### Input data
--- START ---

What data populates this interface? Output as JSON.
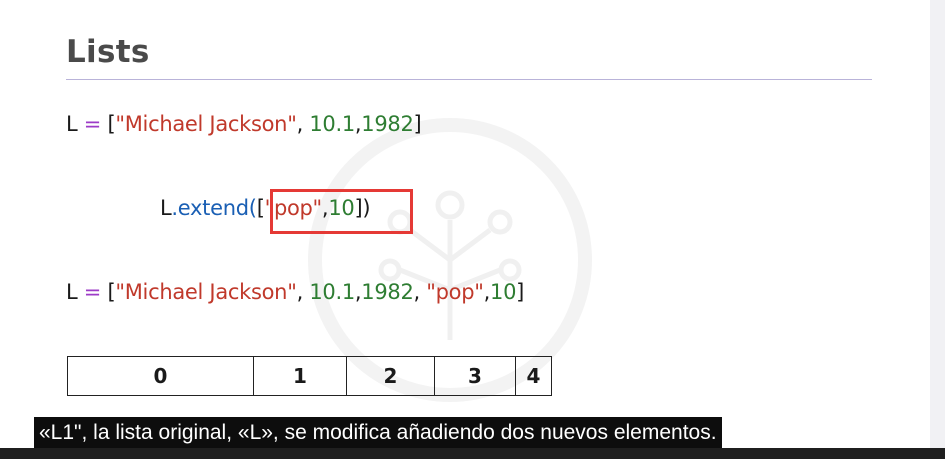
{
  "slide": {
    "title": "Lists",
    "line1": {
      "var": "L",
      "eq": " = ",
      "open": "[",
      "s1": "\"Michael Jackson\"",
      "sep1": ", ",
      "n1": "10.1",
      "sep2": ",",
      "n2": "1982",
      "close": "]"
    },
    "line2": {
      "obj": "L",
      "dot": ".",
      "method": "extend",
      "paren_open": "(",
      "open": "[",
      "s1": "\"pop\"",
      "sep1": ",",
      "n1": "10",
      "close": "]",
      "paren_close": ")"
    },
    "line3": {
      "var": "L",
      "eq": " = ",
      "open": "[",
      "s1": "\"Michael Jackson\"",
      "sep1": ", ",
      "n1": "10.1",
      "sep2": ",",
      "n2": "1982",
      "sep3": ", ",
      "s2": "\"pop\"",
      "sep4": ",",
      "n3": "10",
      "close": "]"
    },
    "index_cells": [
      "0",
      "1",
      "2",
      "3",
      "4"
    ]
  },
  "caption": {
    "text": "«L1\", la lista original, «L», se modifica añadiendo dos nuevos elementos."
  },
  "colors": {
    "operator": "#9c3bc7",
    "string": "#c0392b",
    "number": "#2e7d32",
    "method": "#1a5fb4",
    "highlight_box": "#e53935",
    "title": "#4a4a4a"
  },
  "icons": {
    "watermark": "tree-logo-watermark"
  }
}
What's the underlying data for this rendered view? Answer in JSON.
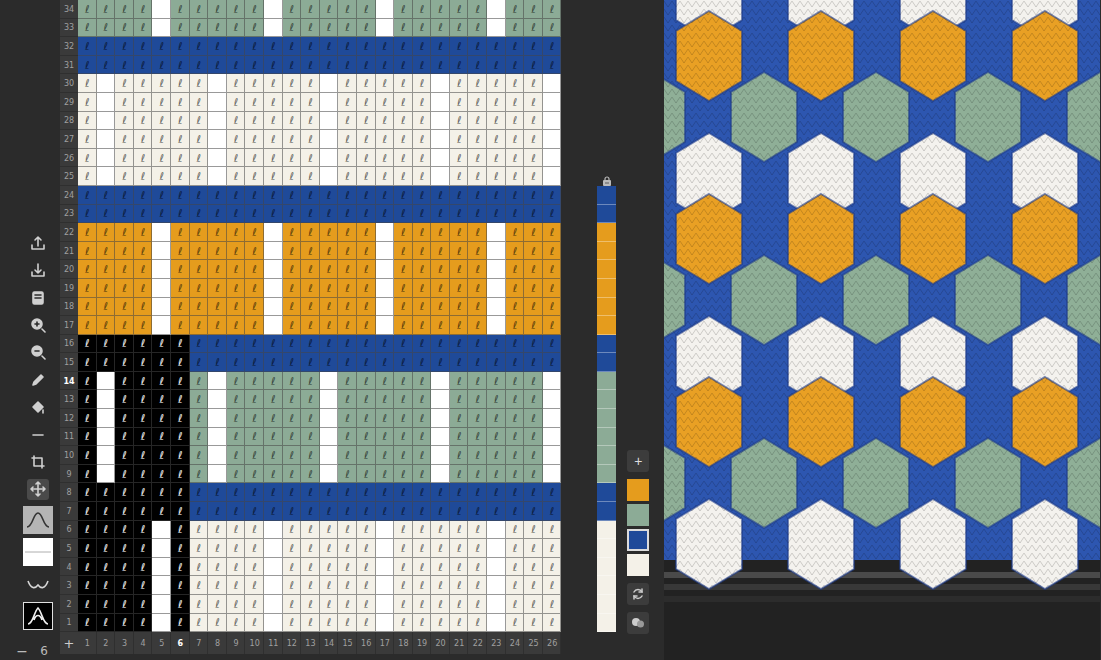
{
  "stitch_symbol": "ℓ",
  "cell_codes": [
    {
      "code": "C",
      "color": "#f4f1e8",
      "symbol": true
    },
    {
      "code": "W",
      "color": "#ffffff",
      "symbol": false
    },
    {
      "code": "B",
      "color": "#1f4a99",
      "symbol": true
    },
    {
      "code": "G",
      "color": "#8cab96",
      "symbol": true
    },
    {
      "code": "Y",
      "color": "#e59c1d",
      "symbol": true
    },
    {
      "code": "K",
      "color": "#000000",
      "symbol": true
    }
  ],
  "tools": [
    {
      "selected": false
    },
    {
      "selected": false
    },
    {
      "selected": false
    },
    {
      "selected": false
    },
    {
      "selected": false
    },
    {
      "selected": false
    },
    {
      "selected": false
    },
    {
      "selected": false
    },
    {
      "selected": false
    },
    {
      "selected": true
    }
  ],
  "stitch_types": [
    {
      "selected": false
    },
    {
      "selected": false
    },
    {
      "selected": false
    },
    {
      "selected": true
    }
  ],
  "zoom_control": {
    "minus": "−",
    "value": "6",
    "plus": "+"
  },
  "rows": [
    {
      "label": "34",
      "selected": false,
      "yarn": "G",
      "in_repeat": false,
      "cells": "GGGGWGGGGGWGGGGGWGGGGGWGGG"
    },
    {
      "label": "33",
      "selected": false,
      "yarn": "G",
      "in_repeat": false,
      "cells": "GGGGWGGGGGWGGGGGWGGGGGWGGG"
    },
    {
      "label": "32",
      "selected": false,
      "yarn": "B",
      "in_repeat": false,
      "cells": "BBBBBBBBBBBBBBBBBBBBBBBBBB"
    },
    {
      "label": "31",
      "selected": false,
      "yarn": "B",
      "in_repeat": false,
      "cells": "BBBBBBBBBBBBBBBBBBBBBBBBBB"
    },
    {
      "label": "30",
      "selected": false,
      "yarn": "C",
      "in_repeat": false,
      "cells": "CWCCCCCWCCCCCWCCCCCWCCCCCW"
    },
    {
      "label": "29",
      "selected": false,
      "yarn": "C",
      "in_repeat": false,
      "cells": "CWCCCCCWCCCCCWCCCCCWCCCCCW"
    },
    {
      "label": "28",
      "selected": false,
      "yarn": "C",
      "in_repeat": false,
      "cells": "CWCCCCCWCCCCCWCCCCCWCCCCCW"
    },
    {
      "label": "27",
      "selected": false,
      "yarn": "C",
      "in_repeat": false,
      "cells": "CWCCCCCWCCCCCWCCCCCWCCCCCW"
    },
    {
      "label": "26",
      "selected": false,
      "yarn": "C",
      "in_repeat": false,
      "cells": "CWCCCCCWCCCCCWCCCCCWCCCCCW"
    },
    {
      "label": "25",
      "selected": false,
      "yarn": "C",
      "in_repeat": false,
      "cells": "CWCCCCCWCCCCCWCCCCCWCCCCCW"
    },
    {
      "label": "24",
      "selected": false,
      "yarn": "B",
      "in_repeat": true,
      "cells": "BBBBBBBBBBBBBBBBBBBBBBBBBB"
    },
    {
      "label": "23",
      "selected": false,
      "yarn": "B",
      "in_repeat": true,
      "cells": "BBBBBBBBBBBBBBBBBBBBBBBBBB"
    },
    {
      "label": "22",
      "selected": false,
      "yarn": "Y",
      "in_repeat": true,
      "cells": "YYYYWYYYYYWYYYYYWYYYYYWYYY"
    },
    {
      "label": "21",
      "selected": false,
      "yarn": "Y",
      "in_repeat": true,
      "cells": "YYYYWYYYYYWYYYYYWYYYYYWYYY"
    },
    {
      "label": "20",
      "selected": false,
      "yarn": "Y",
      "in_repeat": true,
      "cells": "YYYYWYYYYYWYYYYYWYYYYYWYYY"
    },
    {
      "label": "19",
      "selected": false,
      "yarn": "Y",
      "in_repeat": true,
      "cells": "YYYYWYYYYYWYYYYYWYYYYYWYYY"
    },
    {
      "label": "18",
      "selected": false,
      "yarn": "Y",
      "in_repeat": true,
      "cells": "YYYYWYYYYYWYYYYYWYYYYYWYYY"
    },
    {
      "label": "17",
      "selected": false,
      "yarn": "Y",
      "in_repeat": true,
      "cells": "YYYYWYYYYYWYYYYYWYYYYYWYYY"
    },
    {
      "label": "16",
      "selected": false,
      "yarn": "B",
      "in_repeat": true,
      "cells": "KKKKKKBBBBBBBBBBBBBBBBBBBB"
    },
    {
      "label": "15",
      "selected": false,
      "yarn": "B",
      "in_repeat": true,
      "cells": "KKKKKKBBBBBBBBBBBBBBBBBBBB"
    },
    {
      "label": "14",
      "selected": true,
      "yarn": "G",
      "in_repeat": true,
      "cells": "KWKKKKGWGGGGGWGGGGGWGGGGGW"
    },
    {
      "label": "13",
      "selected": false,
      "yarn": "G",
      "in_repeat": true,
      "cells": "KWKKKKGWGGGGGWGGGGGWGGGGGW"
    },
    {
      "label": "12",
      "selected": false,
      "yarn": "G",
      "in_repeat": true,
      "cells": "KWKKKKGWGGGGGWGGGGGWGGGGGW"
    },
    {
      "label": "11",
      "selected": false,
      "yarn": "G",
      "in_repeat": true,
      "cells": "KWKKKKGWGGGGGWGGGGGWGGGGGW"
    },
    {
      "label": "10",
      "selected": false,
      "yarn": "G",
      "in_repeat": true,
      "cells": "KWKKKKGWGGGGGWGGGGGWGGGGGW"
    },
    {
      "label": "9",
      "selected": false,
      "yarn": "G",
      "in_repeat": true,
      "cells": "KWKKKKGWGGGGGWGGGGGWGGGGGW"
    },
    {
      "label": "8",
      "selected": false,
      "yarn": "B",
      "in_repeat": true,
      "cells": "KKKKKKBBBBBBBBBBBBBBBBBBBB"
    },
    {
      "label": "7",
      "selected": false,
      "yarn": "B",
      "in_repeat": true,
      "cells": "KKKKKKBBBBBBBBBBBBBBBBBBBB"
    },
    {
      "label": "6",
      "selected": false,
      "yarn": "C",
      "in_repeat": true,
      "cells": "KKKKWKCCCCWCCCCCWCCCCCWCCC"
    },
    {
      "label": "5",
      "selected": false,
      "yarn": "C",
      "in_repeat": true,
      "cells": "KKKKWKCCCCWCCCCCWCCCCCWCCC"
    },
    {
      "label": "4",
      "selected": false,
      "yarn": "C",
      "in_repeat": true,
      "cells": "KKKKWKCCCCWCCCCCWCCCCCWCCC"
    },
    {
      "label": "3",
      "selected": false,
      "yarn": "C",
      "in_repeat": true,
      "cells": "KKKKWKCCCCWCCCCCWCCCCCWCCC"
    },
    {
      "label": "2",
      "selected": false,
      "yarn": "C",
      "in_repeat": true,
      "cells": "KKKKWKCCCCWCCCCCWCCCCCWCCC"
    },
    {
      "label": "1",
      "selected": false,
      "yarn": "C",
      "in_repeat": true,
      "cells": "KKKKWKCCCCWCCCCCWCCCCCWCCC"
    }
  ],
  "columns": [
    {
      "label": "1",
      "selected": false
    },
    {
      "label": "2",
      "selected": false
    },
    {
      "label": "3",
      "selected": false
    },
    {
      "label": "4",
      "selected": false
    },
    {
      "label": "5",
      "selected": false
    },
    {
      "label": "6",
      "selected": true
    },
    {
      "label": "7",
      "selected": false
    },
    {
      "label": "8",
      "selected": false
    },
    {
      "label": "9",
      "selected": false
    },
    {
      "label": "10",
      "selected": false
    },
    {
      "label": "11",
      "selected": false
    },
    {
      "label": "12",
      "selected": false
    },
    {
      "label": "13",
      "selected": false
    },
    {
      "label": "14",
      "selected": false
    },
    {
      "label": "15",
      "selected": false
    },
    {
      "label": "16",
      "selected": false
    },
    {
      "label": "17",
      "selected": false
    },
    {
      "label": "18",
      "selected": false
    },
    {
      "label": "19",
      "selected": false
    },
    {
      "label": "20",
      "selected": false
    },
    {
      "label": "21",
      "selected": false
    },
    {
      "label": "22",
      "selected": false
    },
    {
      "label": "23",
      "selected": false
    },
    {
      "label": "24",
      "selected": false
    },
    {
      "label": "25",
      "selected": false
    },
    {
      "label": "26",
      "selected": false
    }
  ],
  "palette": {
    "add_button": "+",
    "swatches": [
      {
        "color": "#e59c1d",
        "selected": false
      },
      {
        "color": "#8cab96",
        "selected": false
      },
      {
        "color": "#1f4a99",
        "selected": true
      },
      {
        "color": "#f4f1e8",
        "selected": false
      }
    ]
  },
  "preview": {
    "rows": [
      {
        "color": "#f4f2ee"
      },
      {
        "color": "#e9a024"
      },
      {
        "color": "#8faf97"
      },
      {
        "color": "#f4f2ee"
      },
      {
        "color": "#e9a024"
      },
      {
        "color": "#8faf97"
      },
      {
        "color": "#f4f2ee"
      },
      {
        "color": "#e9a024"
      },
      {
        "color": "#8faf97"
      },
      {
        "color": "#f4f2ee"
      }
    ]
  }
}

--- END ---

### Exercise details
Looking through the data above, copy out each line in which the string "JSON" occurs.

### Exercise solution
What data populates this interface? Output as JSON.
What's the underlying data for this rendered view? Answer in JSON.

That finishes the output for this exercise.